“The players are swearing, they’re coughing, they’re shouting, they’re in very close proximity. So the team sports are so far more at risk for spreading this around.”
Of course, NASCAR will face a much tougher test if and when racetracks reopen to some degree, as states lift bans on large gatherings. Some of the raceways on the schedule through the playoffs in September are in states where there is still a raging debate over wearing masks. Crowd control will also be difficult at security gates and concession stands.
“They have to reconfigure how people purchase foods and (souvenirs), and also how people use the bathrooms,” Murphy said. “Ideally, they’ve got to change over so there’s limited hand contact with any hardware in the bathroom. And they’re going to have to get rid of the hot-air hand dryers. That’s just going to blow it all around the room.”
What has been more surprising than adjusting to the pandemic is how NASCAR has handled the changed national dialogue on racism in the aftermath of video footage showing then-Minneapolis police officer Derek Chauvin, who is white, pressing his knee into the neck of Floyd, a Black man.
NASCAR President Steve Phelps addressed drivers, teams and fans two days later, before the race May 28 at the Atlanta Motor Speedway, “to acknowledge we must do better as a sport.” There was little at the time, however, to differentiate the address from other corporate messaging coming out of league offices across pro sports. This is, after all, a sport where there is just one Black owner, ex-NBA star Brad Daugherty, co-owner of the JTG Daugherty Racing team.
But then June 10, NASCAR shocked fans by banning Confederate flags from all events, just two days after Darrell “Bubba” Wallace, Jr., the only black driver in the association’s top series, publicly called for the change. The flags, with a history steeped in slavery and racism, had long been a staple on race weekends, particularly at tracks in the South. One driver in the NASCAR Truck Series, Ray Ciccarelli, announced he was leaving the sport in protest; a small plane pulling the Confederate flag flew over the Talladega Superspeedway in Alabama before a June 22 race.
“To put (Phelps’) words into action, the first step had to be the confederate flag and we were able to move quickly and align both as a company and industry to have it removed,” Gregory said. “If we’re going to champion a culture and community that is welcoming and inclusive, these types of symbols cannot be tolerated.”
The historic ban also put Wallace, who now drives with “Black Lives Matter” emblazoned across the hood of his No. 43 race car, as a polarizing symbol.
“It’s not like I wanted to be in this position or asked to be in this position, it just happened,” the 26-year-old racer said during a conference call.
Sales of Wallace’s officially licensed merchandise have surged to the top since his June 10 race at Martinsville Speedway, a huge jump for a driver who previously didn’t rank in the top 10.

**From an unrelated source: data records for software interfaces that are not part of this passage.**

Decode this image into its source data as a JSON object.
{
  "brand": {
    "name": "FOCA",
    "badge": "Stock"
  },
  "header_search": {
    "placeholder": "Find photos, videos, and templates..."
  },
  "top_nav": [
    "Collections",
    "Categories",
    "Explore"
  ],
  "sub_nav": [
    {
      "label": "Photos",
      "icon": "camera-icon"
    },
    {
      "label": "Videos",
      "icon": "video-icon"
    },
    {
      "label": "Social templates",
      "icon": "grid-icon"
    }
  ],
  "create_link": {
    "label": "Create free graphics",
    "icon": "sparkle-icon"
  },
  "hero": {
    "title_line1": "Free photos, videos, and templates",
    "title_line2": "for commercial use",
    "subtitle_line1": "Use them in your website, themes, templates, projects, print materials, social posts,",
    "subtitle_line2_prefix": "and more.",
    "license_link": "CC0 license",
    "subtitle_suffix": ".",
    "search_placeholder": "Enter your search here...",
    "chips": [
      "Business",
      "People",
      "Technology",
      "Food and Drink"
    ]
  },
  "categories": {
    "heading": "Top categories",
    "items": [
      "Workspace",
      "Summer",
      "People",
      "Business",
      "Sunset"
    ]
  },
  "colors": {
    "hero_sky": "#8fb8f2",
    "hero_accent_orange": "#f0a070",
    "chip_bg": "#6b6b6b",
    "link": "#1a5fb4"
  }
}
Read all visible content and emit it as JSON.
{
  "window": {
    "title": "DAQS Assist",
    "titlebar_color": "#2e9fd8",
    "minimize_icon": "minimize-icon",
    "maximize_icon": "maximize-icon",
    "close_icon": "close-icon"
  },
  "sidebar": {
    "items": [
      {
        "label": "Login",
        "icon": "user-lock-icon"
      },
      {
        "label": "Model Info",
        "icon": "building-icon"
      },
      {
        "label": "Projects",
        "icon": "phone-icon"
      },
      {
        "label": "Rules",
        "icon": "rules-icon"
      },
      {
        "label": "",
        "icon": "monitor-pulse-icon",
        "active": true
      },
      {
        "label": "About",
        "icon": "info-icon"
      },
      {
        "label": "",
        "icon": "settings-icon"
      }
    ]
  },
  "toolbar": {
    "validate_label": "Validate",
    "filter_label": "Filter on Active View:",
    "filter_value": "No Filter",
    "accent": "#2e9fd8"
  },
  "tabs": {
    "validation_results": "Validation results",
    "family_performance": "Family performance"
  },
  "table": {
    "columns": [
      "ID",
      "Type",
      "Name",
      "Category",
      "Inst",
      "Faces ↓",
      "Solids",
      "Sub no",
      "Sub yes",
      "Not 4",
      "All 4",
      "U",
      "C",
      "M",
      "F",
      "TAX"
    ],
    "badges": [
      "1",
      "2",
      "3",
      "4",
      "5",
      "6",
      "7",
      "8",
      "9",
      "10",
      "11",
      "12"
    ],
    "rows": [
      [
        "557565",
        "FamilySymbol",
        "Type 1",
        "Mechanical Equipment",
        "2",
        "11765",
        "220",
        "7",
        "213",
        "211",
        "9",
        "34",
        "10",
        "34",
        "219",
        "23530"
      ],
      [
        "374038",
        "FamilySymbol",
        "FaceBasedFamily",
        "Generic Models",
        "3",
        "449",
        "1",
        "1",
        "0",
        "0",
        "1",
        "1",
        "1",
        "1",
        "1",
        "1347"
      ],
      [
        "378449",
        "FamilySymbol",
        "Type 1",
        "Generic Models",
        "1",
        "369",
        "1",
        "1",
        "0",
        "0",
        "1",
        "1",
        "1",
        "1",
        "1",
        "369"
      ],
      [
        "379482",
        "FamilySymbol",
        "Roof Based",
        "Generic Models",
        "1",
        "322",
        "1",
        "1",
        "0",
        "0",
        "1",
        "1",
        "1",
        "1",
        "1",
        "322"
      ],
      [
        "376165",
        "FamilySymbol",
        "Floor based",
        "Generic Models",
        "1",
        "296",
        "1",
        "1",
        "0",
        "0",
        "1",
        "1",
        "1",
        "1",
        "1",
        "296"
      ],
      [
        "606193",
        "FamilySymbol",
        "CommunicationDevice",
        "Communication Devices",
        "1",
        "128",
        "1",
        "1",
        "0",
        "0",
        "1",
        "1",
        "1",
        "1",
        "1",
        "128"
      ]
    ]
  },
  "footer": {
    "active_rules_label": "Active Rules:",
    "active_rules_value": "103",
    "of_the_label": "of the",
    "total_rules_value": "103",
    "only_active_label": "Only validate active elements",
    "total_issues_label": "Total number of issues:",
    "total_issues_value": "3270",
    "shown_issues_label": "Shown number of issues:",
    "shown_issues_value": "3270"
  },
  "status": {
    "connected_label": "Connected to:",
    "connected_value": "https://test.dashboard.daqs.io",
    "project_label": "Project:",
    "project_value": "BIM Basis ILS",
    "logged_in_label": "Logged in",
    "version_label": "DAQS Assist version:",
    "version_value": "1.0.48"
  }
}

Two weeks later, Wallace was at the center of another historic moment for the sport as fellow drivers marched alongside his car at Talladega in a show of unity after a noose was reportedly discovered in the garage assigned to him.
The FBI would later rule out a crime in the incident, citing video evidence which shows the rope had been in the stall months before it was assigned to Wallace. But NASCAR doubled down on its support, releasing the evidence photo of the rope to dispel any gossip that the incident was a hoax.
Gregory said the overwhelming positive reaction has shown up in more than just ratings and sales statistics. NASCAR has noticed a number of high profile Black celebrities and influencers on social media asking about future races. The association is betting that they will not drive away many old fans in their attempt to open up the sports to a much more diverse audience.
“Over the past few months, we have been able to showcase what NASCAR is all about to an audience that likely hasn’t considered us before,” Gregory said. “Equally as important is providing our existing fans with the racing they love, and hopefully bringing them a level of escape and normalcy.”